Note that the temperature, T, which shifts towards the energy-balancing temperature is technically the surface “skin” temperature, i.e, the temperature of a thin layer of material (maybe 20 microns thick) at the interface between the surface and the air. The “skin” temperature is likely to be warmer than the more commonly reported “near air surface temperature”, though the skin temperature and near-surface air temperature are strongly correlated.

Earth’s Energy Imbalance\mathrm{EEI} \approx 1 W/m2, is the rate at which Earth’s net energy is increasing. This is directly tied to the difference between the energy-balancing temperature and the current temperature:

    \[\mathrm{EEI} = \epsilon_\mathrm{eff}\,\sigma\,\left( T^4_\mathrm{ebal} - T^4 \right)\]

There is a local energy-balancing temperature, {\underline T}_\mathrm{ebal}, specific to a particular place and time. The local temperature, \underline T, will tend to shift towards {\underline T}_\mathrm{ebal}. When computing the local energy-balancing temperature, one needs to take into account advection, \underline L, i.e., local heat delivery due to oceanic or atmospheric circulation. Local heating is given by

    \[{{\underline H}} = (1-{{\underline a}})\,{{\underline S}} + {{\underline J}} + {{\underline L}}\,\]


The local effective emissivity is given by

{\underline\epsilon}_\mathrm{eff} = (1-{\underline g})\,{\underline\epsilon}\,.

The equations I’ve offered in this appendix are completely rigorous, without any approximations or assumptions—beyond the assumption that energy is conserved, as must always be the case. The rest is simply a direct mathematical consequence of the definitions of the various quantities.

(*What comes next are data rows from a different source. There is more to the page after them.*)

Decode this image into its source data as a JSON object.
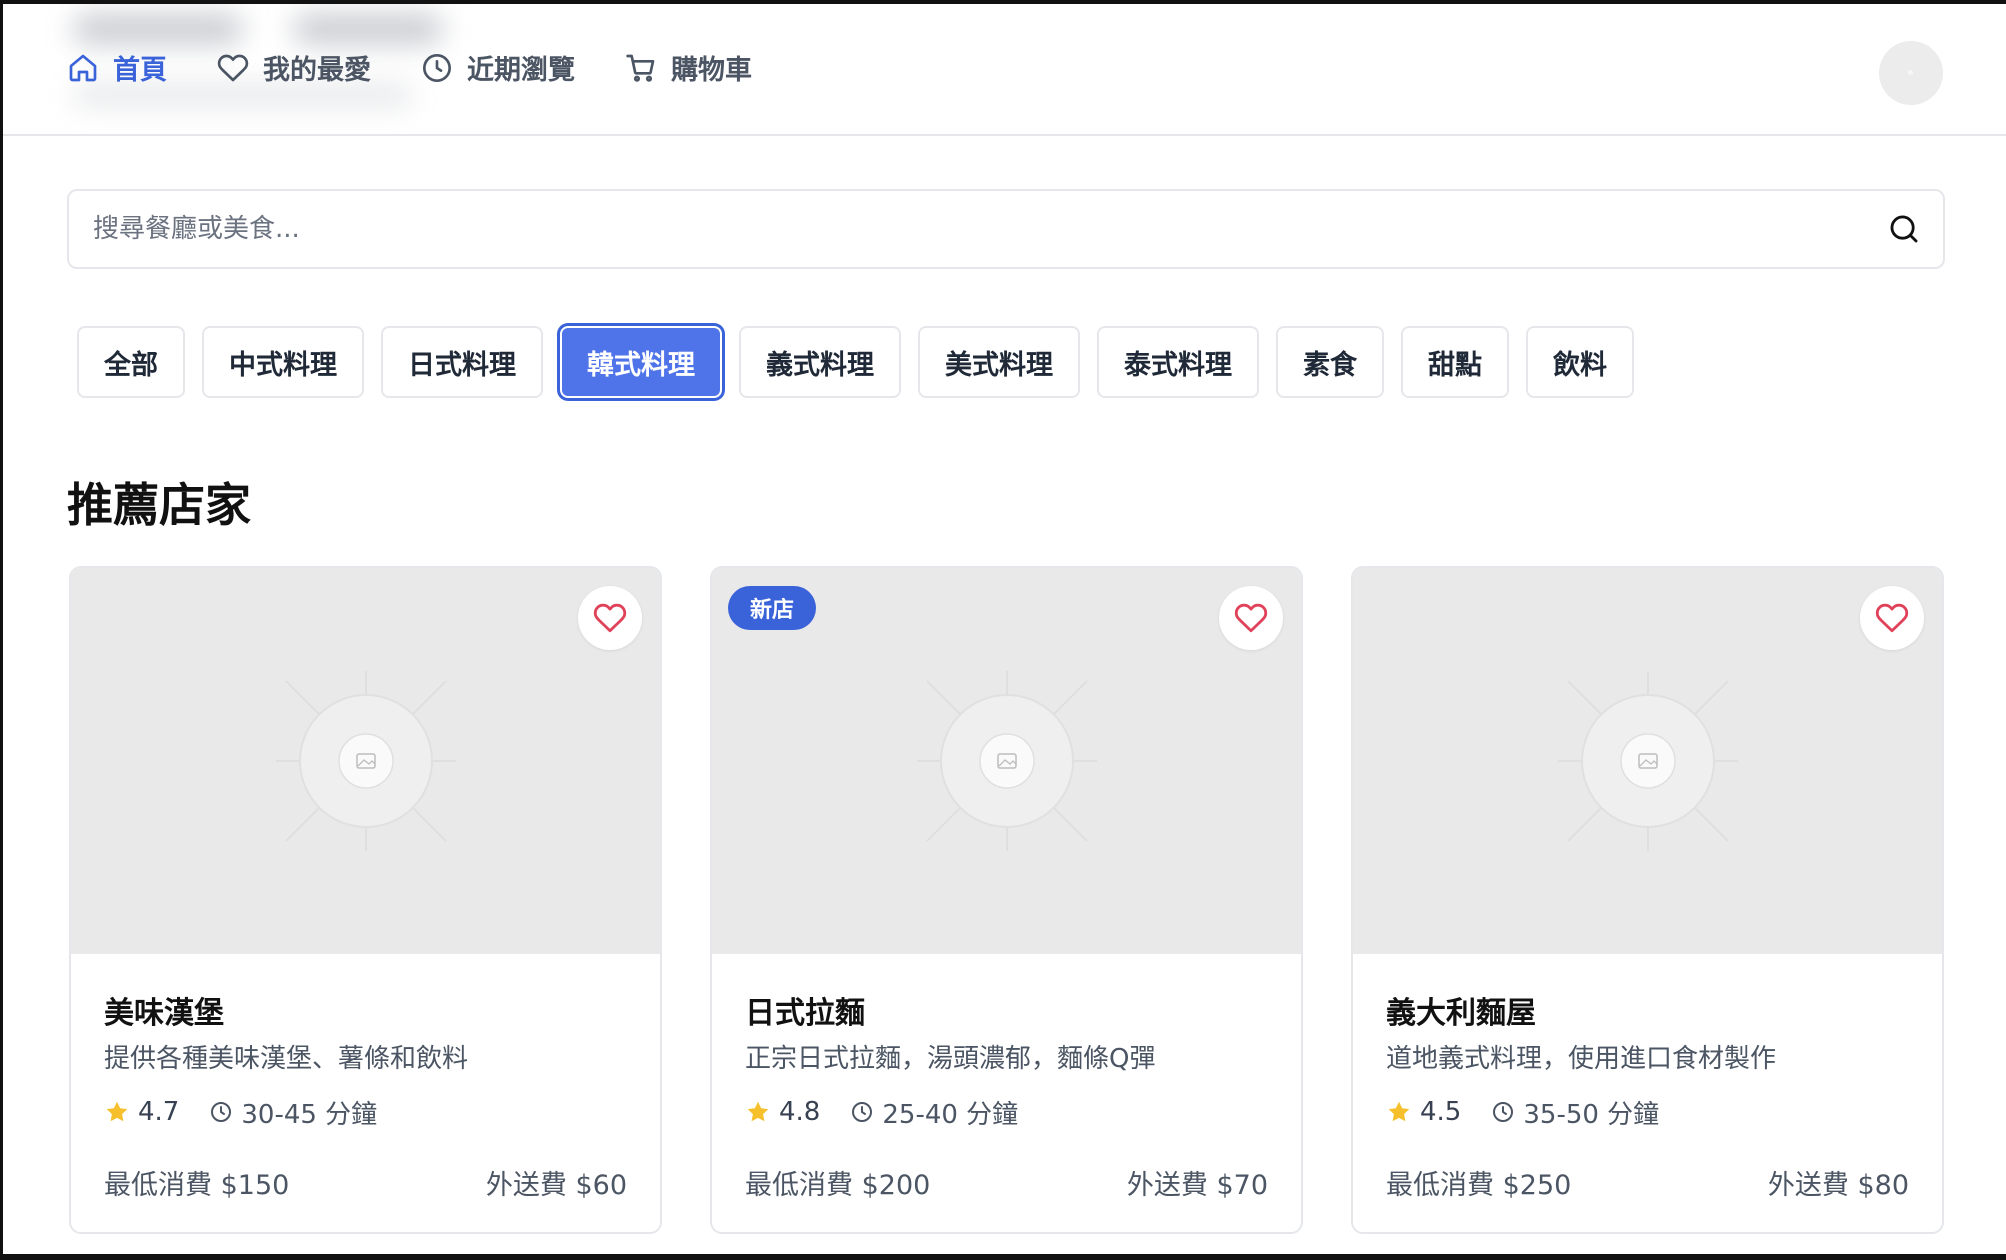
{
  "nav": {
    "items": [
      {
        "label": "首頁",
        "icon": "home-icon",
        "active": true
      },
      {
        "label": "我的最愛",
        "icon": "heart-icon",
        "active": false
      },
      {
        "label": "近期瀏覽",
        "icon": "clock-icon",
        "active": false
      },
      {
        "label": "購物車",
        "icon": "cart-icon",
        "active": false
      }
    ]
  },
  "search": {
    "placeholder": "搜尋餐廳或美食...",
    "value": ""
  },
  "categories": [
    {
      "label": "全部",
      "active": false
    },
    {
      "label": "中式料理",
      "active": false
    },
    {
      "label": "日式料理",
      "active": false
    },
    {
      "label": "韓式料理",
      "active": true
    },
    {
      "label": "義式料理",
      "active": false
    },
    {
      "label": "美式料理",
      "active": false
    },
    {
      "label": "泰式料理",
      "active": false
    },
    {
      "label": "素食",
      "active": false
    },
    {
      "label": "甜點",
      "active": false
    },
    {
      "label": "飲料",
      "active": false
    }
  ],
  "section": {
    "title": "推薦店家"
  },
  "restaurants": [
    {
      "name": "美味漢堡",
      "description": "提供各種美味漢堡、薯條和飲料",
      "rating": "4.7",
      "time": "30-45 分鐘",
      "min_order": "最低消費 $150",
      "delivery_fee": "外送費 $60",
      "badge": ""
    },
    {
      "name": "日式拉麵",
      "description": "正宗日式拉麵，湯頭濃郁，麵條Q彈",
      "rating": "4.8",
      "time": "25-40 分鐘",
      "min_order": "最低消費 $200",
      "delivery_fee": "外送費 $70",
      "badge": "新店"
    },
    {
      "name": "義大利麵屋",
      "description": "道地義式料理，使用進口食材製作",
      "rating": "4.5",
      "time": "35-50 分鐘",
      "min_order": "最低消費 $250",
      "delivery_fee": "外送費 $80",
      "badge": ""
    }
  ],
  "colors": {
    "accent": "#3b63d9",
    "active_category_bg": "#4f73e8",
    "favorite_heart": "#e0425a",
    "star": "#f5c02b",
    "image_placeholder": "#e9e9e9"
  }
}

Note: this essay originally appeared as an answer on Quora.